“Governor Noem and the Department of Health do not support a mandate. It shouldn’t be needed for people to do what they need to do to feel safe,” Malsam-Rysdon said.
Malsam-Rysdon also noted that the state is still one of the top in the country for vaccinations, and that individuals aged 75 and older will be eligible for the vaccine on Feb. 8.
Sen. V.J. Smith, R-Brookings, is the self-proclaimed “best mask wearer under the dome,” but said he was struggling whether to support the bill. He said in Brookings, the city council did “a brave thing” by implementing a mask mandate in the fall, which Smith said was not popular but helped reduce the spread of COVID. He said he thought these decisions would be better followed if they came locally, as citizens in more rural areas would be reluctant to comply with the newest edict from Pierre.
“It’s a struggle with this one, because I like the spirit of it, but I’m concerned about the ‘thou shalts’ coming out of Pierre,” Smith said.
Sen. Erin Tobin, R-Winner, is a nurse practitioner when she is not in the Senate, and she said she was not supportive of a mask mandate.
“I think there’s three levels of compliance: demand, ask, and convince. And I don’t know if demand is the best way to approach compliance,” Tobin said.
Sen. Red Dawn Foster, D-Pine Ridge, said it was “unfortunate” that the state required a mandate in order to do the right thing, which she said was indicative of the failure to effectively communicate the dangers of the pandemic and politicizing it instead.
“We could have just been good neighbors and willingly wore masks. But because it’s been so tainted, it’s now an issue of freedom. And a lot of people in my community have died because of it, who were looking for us for guidance,” Foster said. “I really do believe that if this had just been communicated correctly, we wouldn’t be looking at doing a mandate just to be a good neighbor.”
Tobin noted that “we have good people” in the state who should not be criticized for not wanting to wear a mask, and motioned to move the bill to the 41st day.
“I want to reiterate that the mask decision does not make a person a bad person. But it is a decision, and I will stand by my people that they are good people, and that’s why I voted this way,” Tobin said.
Tobin’s motion was followed by motions from Curd to resist moving the bill and to pass the bill to the Senate floor. Curd said he thought the masking issue was important enough to be debated by the full Senate in his reasoning for moving the legislation forward, although he did not think it would pass the Senate.
“Although it would be easy to put a nail in it and call it good today, I really believe that we need to hear from all the senators, or at least give them the opportunity to weigh in,” Curd said. “I think this matter is of such importance and has risen to such a politicized level across our country and globally that it bears debate in the State Capitol. That’s why we’re here, to have those kinds of discussions and to do the hard work.”

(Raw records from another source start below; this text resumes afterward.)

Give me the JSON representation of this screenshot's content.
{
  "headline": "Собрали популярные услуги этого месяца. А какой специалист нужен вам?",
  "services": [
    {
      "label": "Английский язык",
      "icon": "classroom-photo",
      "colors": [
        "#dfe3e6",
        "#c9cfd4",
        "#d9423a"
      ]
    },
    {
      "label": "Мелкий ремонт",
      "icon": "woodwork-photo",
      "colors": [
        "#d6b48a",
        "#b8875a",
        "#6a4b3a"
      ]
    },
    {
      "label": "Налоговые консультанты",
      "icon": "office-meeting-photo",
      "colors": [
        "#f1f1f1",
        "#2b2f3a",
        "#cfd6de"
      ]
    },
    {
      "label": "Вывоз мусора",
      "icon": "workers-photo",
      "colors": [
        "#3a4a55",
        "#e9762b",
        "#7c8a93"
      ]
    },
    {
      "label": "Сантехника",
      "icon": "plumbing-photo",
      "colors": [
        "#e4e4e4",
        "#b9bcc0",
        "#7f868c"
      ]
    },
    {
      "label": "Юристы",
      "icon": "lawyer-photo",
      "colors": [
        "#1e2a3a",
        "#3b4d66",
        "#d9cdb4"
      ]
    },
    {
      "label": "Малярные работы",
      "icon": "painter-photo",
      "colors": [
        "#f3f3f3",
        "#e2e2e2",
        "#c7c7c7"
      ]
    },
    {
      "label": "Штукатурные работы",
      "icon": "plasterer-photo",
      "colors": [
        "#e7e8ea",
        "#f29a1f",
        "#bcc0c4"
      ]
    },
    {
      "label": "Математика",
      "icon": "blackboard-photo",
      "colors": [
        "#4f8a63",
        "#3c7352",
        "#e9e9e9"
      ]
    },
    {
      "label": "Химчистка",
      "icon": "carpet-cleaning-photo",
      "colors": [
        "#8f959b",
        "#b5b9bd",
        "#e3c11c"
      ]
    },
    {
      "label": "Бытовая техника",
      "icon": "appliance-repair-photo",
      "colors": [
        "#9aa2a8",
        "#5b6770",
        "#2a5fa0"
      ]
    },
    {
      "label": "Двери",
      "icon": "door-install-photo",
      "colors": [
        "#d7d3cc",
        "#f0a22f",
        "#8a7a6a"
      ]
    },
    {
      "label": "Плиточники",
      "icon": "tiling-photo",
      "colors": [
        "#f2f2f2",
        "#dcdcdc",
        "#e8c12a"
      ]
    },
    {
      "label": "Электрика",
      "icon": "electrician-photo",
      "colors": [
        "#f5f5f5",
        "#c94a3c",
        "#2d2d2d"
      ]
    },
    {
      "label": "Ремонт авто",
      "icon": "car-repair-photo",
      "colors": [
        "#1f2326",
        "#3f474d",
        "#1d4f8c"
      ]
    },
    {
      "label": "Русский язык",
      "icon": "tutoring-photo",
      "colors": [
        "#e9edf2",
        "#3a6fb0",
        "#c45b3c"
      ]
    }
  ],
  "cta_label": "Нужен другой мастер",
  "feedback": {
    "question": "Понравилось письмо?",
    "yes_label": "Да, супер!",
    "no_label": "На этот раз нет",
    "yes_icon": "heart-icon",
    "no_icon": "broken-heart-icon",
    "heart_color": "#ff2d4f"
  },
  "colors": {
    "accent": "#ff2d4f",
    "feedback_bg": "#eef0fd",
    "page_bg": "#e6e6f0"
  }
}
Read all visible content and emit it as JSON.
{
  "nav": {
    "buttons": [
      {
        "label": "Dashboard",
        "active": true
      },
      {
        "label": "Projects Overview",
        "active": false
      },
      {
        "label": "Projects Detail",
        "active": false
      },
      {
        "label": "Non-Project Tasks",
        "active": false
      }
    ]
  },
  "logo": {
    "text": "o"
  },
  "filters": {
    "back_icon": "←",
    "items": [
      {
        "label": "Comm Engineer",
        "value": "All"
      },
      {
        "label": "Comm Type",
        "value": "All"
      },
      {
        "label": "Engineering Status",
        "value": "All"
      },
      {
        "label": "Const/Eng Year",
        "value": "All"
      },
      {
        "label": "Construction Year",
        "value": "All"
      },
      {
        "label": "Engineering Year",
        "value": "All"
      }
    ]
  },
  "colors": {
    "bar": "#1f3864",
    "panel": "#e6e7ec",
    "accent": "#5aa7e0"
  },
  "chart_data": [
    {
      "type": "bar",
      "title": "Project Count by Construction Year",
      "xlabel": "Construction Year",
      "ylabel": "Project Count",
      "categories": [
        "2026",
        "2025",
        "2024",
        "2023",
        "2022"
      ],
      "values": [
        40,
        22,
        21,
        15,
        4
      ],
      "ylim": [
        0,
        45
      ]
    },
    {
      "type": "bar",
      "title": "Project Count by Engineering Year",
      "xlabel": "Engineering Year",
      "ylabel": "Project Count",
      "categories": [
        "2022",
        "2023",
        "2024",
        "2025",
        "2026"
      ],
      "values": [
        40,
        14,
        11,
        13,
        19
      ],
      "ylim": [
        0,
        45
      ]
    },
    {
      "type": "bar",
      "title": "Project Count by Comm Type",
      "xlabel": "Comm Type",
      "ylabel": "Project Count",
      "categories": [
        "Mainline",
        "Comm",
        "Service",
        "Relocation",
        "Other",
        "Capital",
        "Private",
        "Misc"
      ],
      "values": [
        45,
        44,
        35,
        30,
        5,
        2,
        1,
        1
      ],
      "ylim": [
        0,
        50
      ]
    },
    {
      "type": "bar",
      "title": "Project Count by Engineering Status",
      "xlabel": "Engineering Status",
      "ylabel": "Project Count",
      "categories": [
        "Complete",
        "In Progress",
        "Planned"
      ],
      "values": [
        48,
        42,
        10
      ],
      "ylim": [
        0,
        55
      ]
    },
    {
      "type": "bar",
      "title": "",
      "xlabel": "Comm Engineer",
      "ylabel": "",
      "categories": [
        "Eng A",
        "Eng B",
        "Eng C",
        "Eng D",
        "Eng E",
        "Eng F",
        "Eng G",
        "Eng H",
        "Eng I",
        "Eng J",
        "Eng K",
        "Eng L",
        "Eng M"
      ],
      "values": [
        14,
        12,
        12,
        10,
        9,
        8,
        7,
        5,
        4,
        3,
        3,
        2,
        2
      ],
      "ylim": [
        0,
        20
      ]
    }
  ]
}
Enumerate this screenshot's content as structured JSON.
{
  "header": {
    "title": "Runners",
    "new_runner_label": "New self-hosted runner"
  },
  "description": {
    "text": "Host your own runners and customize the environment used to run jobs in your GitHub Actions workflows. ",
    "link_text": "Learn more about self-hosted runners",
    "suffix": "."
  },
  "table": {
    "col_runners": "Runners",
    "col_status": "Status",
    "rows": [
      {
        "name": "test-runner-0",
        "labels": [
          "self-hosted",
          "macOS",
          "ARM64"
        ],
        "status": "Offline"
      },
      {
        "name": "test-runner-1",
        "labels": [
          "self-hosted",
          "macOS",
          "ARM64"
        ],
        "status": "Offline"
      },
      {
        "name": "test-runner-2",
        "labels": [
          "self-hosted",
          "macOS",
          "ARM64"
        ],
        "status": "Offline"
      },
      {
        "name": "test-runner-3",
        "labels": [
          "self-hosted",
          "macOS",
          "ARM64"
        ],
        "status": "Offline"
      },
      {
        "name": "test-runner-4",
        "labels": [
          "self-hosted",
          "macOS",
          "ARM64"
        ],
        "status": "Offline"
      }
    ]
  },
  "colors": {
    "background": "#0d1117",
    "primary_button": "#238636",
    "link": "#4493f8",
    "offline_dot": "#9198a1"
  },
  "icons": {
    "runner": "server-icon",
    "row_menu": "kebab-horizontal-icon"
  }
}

Both Tobin and Curd’s motions failed, so Sen. Mary Duvall, R-Pierre, motioned to pass the bill without recommendation because “we are running out of motions to make and that was the first one that came to my mind.” The motion passed 5-2, with only Tobin and committee chair Sen. Wayne Steinhauer, R-Hartford, voting “no.” Sens. Curd, Duvall, Foster, Smith, and Arthur Rusch, R-Vermillion, all voted to pass the bill on to the Senate floor without resolution.
Nesiba said he was happy with the result and that he was going to ask President Pro Tempore Lee Schoenbeck, R-Watertown, to delay the bill until next week to give residents time to reach out to their senators about the issue.
“I’m really happy with the outcome and it was great to have every single hospital system in the state, the nurses, medical students, and the Presentation Sisters all on our side and to have no opposition testimony in the room. I think that does send a powerful message as well,” Nesiba told the Capital Journal.